Biomechanical Patterns Of Text-Message Distraction

Summary: Text-message distraction while driving has been associated with an alarming and growing number of injuries and fatalities. This study identified potential biomechanical indications that could potentially serve as a warning with the intent of reducing crashes from texting.  It may be useful to take into account both temporal and biomechanical measures when considering warning systems to detect texting distraction.


Vehicle Seat

Objective Classification Of Vehicle Seat Discomfort

Summary: Discomfort has been studied extensively in order to enhance the seating design process. However, biomechanical and physiological responses relative to subjective discomfort have been largely ignored in the literature.  Considering these responses along with anthropometry may provide insight into why a specific individual reports a seat as uncomfortable.  This study provides preliminary evidence that a few anthropometric factors play a role in physiological responses of the body during prolonged sitting. The interaction between anthropometry and sitting appears to initiate physiological responses that are associated with changes in discomfort reporting.


Anti Fatigue Mat

The Effects Of Mats On Back And Leg Fatigue

Summary:  Prolonged standing is common in many industrial workplaces, as are worker complaints of back and leg discomfort from this.  Mats are often provided to relieve this fatigue, but there is no quantitative evidence that they relieve leg and back fatigue.  In this study, subjects stood on a concrete surface and on each of two mats (Mat 1 – 8 mm thick, 0.55 mm compression, 6.9% compression; Mat 2 – 22 mm thick, 0.49 mm compression, 2.2% compression) for prolonged periods of time.
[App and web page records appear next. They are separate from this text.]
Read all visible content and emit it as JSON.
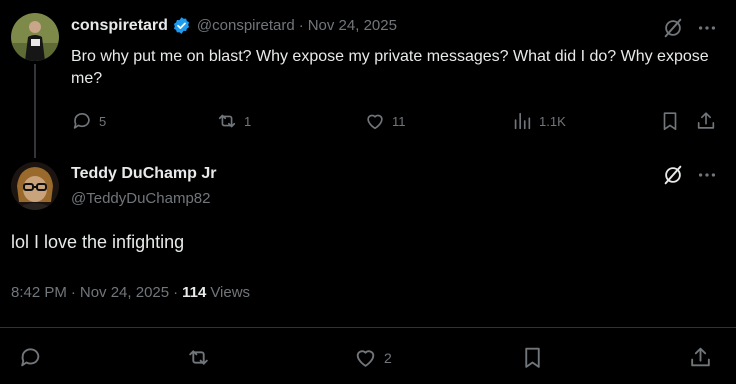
{
  "parent_post": {
    "display_name": "conspiretard",
    "handle": "@conspiretard",
    "separator": "·",
    "date": "Nov 24, 2025",
    "text": "Bro why put me on blast? Why expose my private messages? What did I do? Why expose me?",
    "replies": "5",
    "reposts": "1",
    "likes": "11",
    "views": "1.1K",
    "verified_color": "#1d9bf0"
  },
  "main_post": {
    "display_name": "Teddy DuChamp Jr",
    "handle": "@TeddyDuChamp82",
    "text": "lol I love the infighting",
    "time": "8:42 PM",
    "separator": "·",
    "date": "Nov 24, 2025",
    "separator2": "·",
    "views_count": "114",
    "views_label": "Views",
    "likes": "2"
  },
  "colors": {
    "background": "#000000",
    "text": "#e7e9ea",
    "muted": "#71767b",
    "divider": "#2f3336"
  },
  "icons": [
    "grok-icon",
    "more-icon",
    "verified-badge-icon",
    "reply-icon",
    "repost-icon",
    "like-icon",
    "views-icon",
    "bookmark-icon",
    "share-icon"
  ]
}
Spectral electro­myo­graphic analyses indicated that mats reduced localized muscle fatigue only in the back (erector spinae muscle). Further, this fatigue reduction occurred only with the more compressible mat (Mat 1). These results imply that localized muscular leg fatigue may not be relieved with “anti-fatigue” mats, and some of these mats only benefit the back.